*** Begin section ***

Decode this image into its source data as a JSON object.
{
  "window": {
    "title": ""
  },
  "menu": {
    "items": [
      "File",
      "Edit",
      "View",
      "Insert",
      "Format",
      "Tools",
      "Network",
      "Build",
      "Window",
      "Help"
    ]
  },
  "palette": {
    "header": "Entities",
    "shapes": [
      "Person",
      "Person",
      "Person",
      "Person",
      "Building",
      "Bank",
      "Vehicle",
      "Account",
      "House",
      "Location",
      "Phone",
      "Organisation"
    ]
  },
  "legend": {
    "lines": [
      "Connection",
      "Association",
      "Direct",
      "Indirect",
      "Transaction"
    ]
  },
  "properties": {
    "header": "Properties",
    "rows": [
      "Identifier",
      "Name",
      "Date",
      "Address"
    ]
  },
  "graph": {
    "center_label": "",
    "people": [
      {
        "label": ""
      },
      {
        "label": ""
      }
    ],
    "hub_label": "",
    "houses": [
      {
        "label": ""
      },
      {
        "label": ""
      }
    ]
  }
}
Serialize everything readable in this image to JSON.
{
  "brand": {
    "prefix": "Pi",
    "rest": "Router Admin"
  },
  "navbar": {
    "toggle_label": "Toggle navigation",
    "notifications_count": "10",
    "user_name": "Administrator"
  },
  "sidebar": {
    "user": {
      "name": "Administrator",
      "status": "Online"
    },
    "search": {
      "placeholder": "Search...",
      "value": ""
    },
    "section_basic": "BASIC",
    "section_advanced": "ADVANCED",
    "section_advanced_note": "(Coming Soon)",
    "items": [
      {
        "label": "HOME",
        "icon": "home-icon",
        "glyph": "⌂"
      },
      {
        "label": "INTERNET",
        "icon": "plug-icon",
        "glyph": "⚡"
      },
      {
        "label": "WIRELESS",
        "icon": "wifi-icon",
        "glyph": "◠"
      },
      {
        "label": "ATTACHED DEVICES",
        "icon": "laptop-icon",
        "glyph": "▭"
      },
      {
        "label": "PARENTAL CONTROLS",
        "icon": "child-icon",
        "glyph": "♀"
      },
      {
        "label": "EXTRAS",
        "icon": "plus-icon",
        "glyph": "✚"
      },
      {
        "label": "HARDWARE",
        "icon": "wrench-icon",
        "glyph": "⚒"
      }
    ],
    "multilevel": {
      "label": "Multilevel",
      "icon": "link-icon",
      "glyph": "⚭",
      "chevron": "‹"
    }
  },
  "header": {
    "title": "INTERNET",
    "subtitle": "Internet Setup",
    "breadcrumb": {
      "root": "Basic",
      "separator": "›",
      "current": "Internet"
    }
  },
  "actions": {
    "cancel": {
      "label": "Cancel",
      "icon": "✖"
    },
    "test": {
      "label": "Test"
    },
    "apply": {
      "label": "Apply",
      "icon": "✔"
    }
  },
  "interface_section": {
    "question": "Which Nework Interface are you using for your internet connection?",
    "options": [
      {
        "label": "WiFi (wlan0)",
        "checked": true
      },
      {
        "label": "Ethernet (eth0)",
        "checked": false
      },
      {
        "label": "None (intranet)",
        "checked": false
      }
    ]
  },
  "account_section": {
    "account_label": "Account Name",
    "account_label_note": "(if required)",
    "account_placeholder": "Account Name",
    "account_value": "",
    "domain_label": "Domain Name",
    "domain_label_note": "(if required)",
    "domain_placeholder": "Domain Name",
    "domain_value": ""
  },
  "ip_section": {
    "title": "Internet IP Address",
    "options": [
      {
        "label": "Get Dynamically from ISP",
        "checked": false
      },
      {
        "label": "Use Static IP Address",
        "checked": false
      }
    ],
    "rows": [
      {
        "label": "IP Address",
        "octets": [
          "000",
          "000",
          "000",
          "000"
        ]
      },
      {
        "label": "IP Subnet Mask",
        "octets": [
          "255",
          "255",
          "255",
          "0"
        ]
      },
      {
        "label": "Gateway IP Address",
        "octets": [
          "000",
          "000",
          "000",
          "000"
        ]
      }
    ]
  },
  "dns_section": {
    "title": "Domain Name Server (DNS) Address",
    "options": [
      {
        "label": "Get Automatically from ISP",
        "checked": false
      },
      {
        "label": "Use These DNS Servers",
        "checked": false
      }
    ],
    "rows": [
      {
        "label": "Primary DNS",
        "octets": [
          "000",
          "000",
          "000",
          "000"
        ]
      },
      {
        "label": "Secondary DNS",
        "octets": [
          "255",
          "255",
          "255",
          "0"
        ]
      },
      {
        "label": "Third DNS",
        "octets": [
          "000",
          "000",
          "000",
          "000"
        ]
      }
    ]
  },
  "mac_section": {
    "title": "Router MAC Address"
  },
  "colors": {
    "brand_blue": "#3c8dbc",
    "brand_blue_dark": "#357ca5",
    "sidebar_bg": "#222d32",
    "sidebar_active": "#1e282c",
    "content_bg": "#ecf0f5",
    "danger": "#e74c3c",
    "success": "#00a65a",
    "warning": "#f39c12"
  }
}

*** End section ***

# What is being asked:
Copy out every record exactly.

# Written response:
Decode this image into its source data as a JSON object.
{
  "window": {
    "title": ""
  },
  "menu": {
    "items": [
      "File",
      "Edit",
      "View",
      "Insert",
      "Format",
      "Tools",
      "Network",
      "Build",
      "Window",
      "Help"
    ]
  },
  "palette": {
    "header": "Entities",
    "shapes": [
      "Person",
      "Person",
      "Person",
      "Person",
      "Building",
      "Bank",
      "Vehicle",
      "Account",
      "House",
      "Location",
      "Phone",
      "Organisation"
    ]
  },
  "legend": {
    "lines": [
      "Connection",
      "Association",
      "Direct",
      "Indirect",
      "Transaction"
    ]
  },
  "properties": {
    "header": "Properties",
    "rows": [
      "Identifier",
      "Name",
      "Date",
      "Address"
    ]
  },
  "graph": {
    "center_label": "",
    "people": [
      {
        "label": ""
      },
      {
        "label": ""
      }
    ],
    "hub_label": "",
    "houses": [
      {
        "label": ""
      },
      {
        "label": ""
      }
    ]
  }
}
Serialize everything readable in this image to JSON.
{
  "brand": {
    "prefix": "Pi",
    "rest": "Router Admin"
  },
  "navbar": {
    "toggle_label": "Toggle navigation",
    "notifications_count": "10",
    "user_name": "Administrator"
  },
  "sidebar": {
    "user": {
      "name": "Administrator",
      "status": "Online"
    },
    "search": {
      "placeholder": "Search...",
      "value": ""
    },
    "section_basic": "BASIC",
    "section_advanced": "ADVANCED",
    "section_advanced_note": "(Coming Soon)",
    "items": [
      {
        "label": "HOME",
        "icon": "home-icon",
        "glyph": "⌂"
      },
      {
        "label": "INTERNET",
        "icon": "plug-icon",
        "glyph": "⚡"
      },
      {
        "label": "WIRELESS",
        "icon": "wifi-icon",
        "glyph": "◠"
      },
      {
        "label": "ATTACHED DEVICES",
        "icon": "laptop-icon",
        "glyph": "▭"
      },
      {
        "label": "PARENTAL CONTROLS",
        "icon": "child-icon",
        "glyph": "♀"
      },
      {
        "label": "EXTRAS",
        "icon": "plus-icon",
        "glyph": "✚"
      },
      {
        "label": "HARDWARE",
        "icon": "wrench-icon",
        "glyph": "⚒"
      }
    ],
    "multilevel": {
      "label": "Multilevel",
      "icon": "link-icon",
      "glyph": "⚭",
      "chevron": "‹"
    }
  },
  "header": {
    "title": "INTERNET",
    "subtitle": "Internet Setup",
    "breadcrumb": {
      "root": "Basic",
      "separator": "›",
      "current": "Internet"
    }
  },
  "actions": {
    "cancel": {
      "label": "Cancel",
      "icon": "✖"
    },
    "test": {
      "label": "Test"
    },
    "apply": {
      "label": "Apply",
      "icon": "✔"
    }
  },
  "interface_section": {
    "question": "Which Nework Interface are you using for your internet connection?",
    "options": [
      {
        "label": "WiFi (wlan0)",
        "checked": true
      },
      {
        "label": "Ethernet (eth0)",
        "checked": false
      },
      {
        "label": "None (intranet)",
        "checked": false
      }
    ]
  },
  "account_section": {
    "account_label": "Account Name",
    "account_label_note": "(if required)",
    "account_placeholder": "Account Name",
    "account_value": "",
    "domain_label": "Domain Name",
    "domain_label_note": "(if required)",
    "domain_placeholder": "Domain Name",
    "domain_value": ""
  },
  "ip_section": {
    "title": "Internet IP Address",
    "options": [
      {
        "label": "Get Dynamically from ISP",
        "checked": false
      },
      {
        "label": "Use Static IP Address",
        "checked": false
      }
    ],
    "rows": [
      {
        "label": "IP Address",
        "octets": [
          "000",
          "000",
          "000",
          "000"
        ]
      },
      {
        "label": "IP Subnet Mask",
        "octets": [
          "255",
          "255",
          "255",
          "0"
        ]
      },
      {
        "label": "Gateway IP Address",
        "octets": [
          "000",
          "000",
          "000",
          "000"
        ]
      }
    ]
  },
  "dns_section": {
    "title": "Domain Name Server (DNS) Address",
    "options": [
      {
        "label": "Get Automatically from ISP",
        "checked": false
      },
      {
        "label": "Use These DNS Servers",
        "checked": false
      }
    ],
    "rows": [
      {
        "label": "Primary DNS",
        "octets": [
          "000",
          "000",
          "000",
          "000"
        ]
      },
      {
        "label": "Secondary DNS",
        "octets": [
          "255",
          "255",
          "255",
          "0"
        ]
      },
      {
        "label": "Third DNS",
        "octets": [
          "000",
          "000",
          "000",
          "000"
        ]
      }
    ]
  },
  "mac_section": {
    "title": "Router MAC Address"
  },
  "colors": {
    "brand_blue": "#3c8dbc",
    "brand_blue_dark": "#357ca5",
    "sidebar_bg": "#222d32",
    "sidebar_active": "#1e282c",
    "content_bg": "#ecf0f5",
    "danger": "#e74c3c",
    "success": "#00a65a",
    "warning": "#f39c12"
  }
}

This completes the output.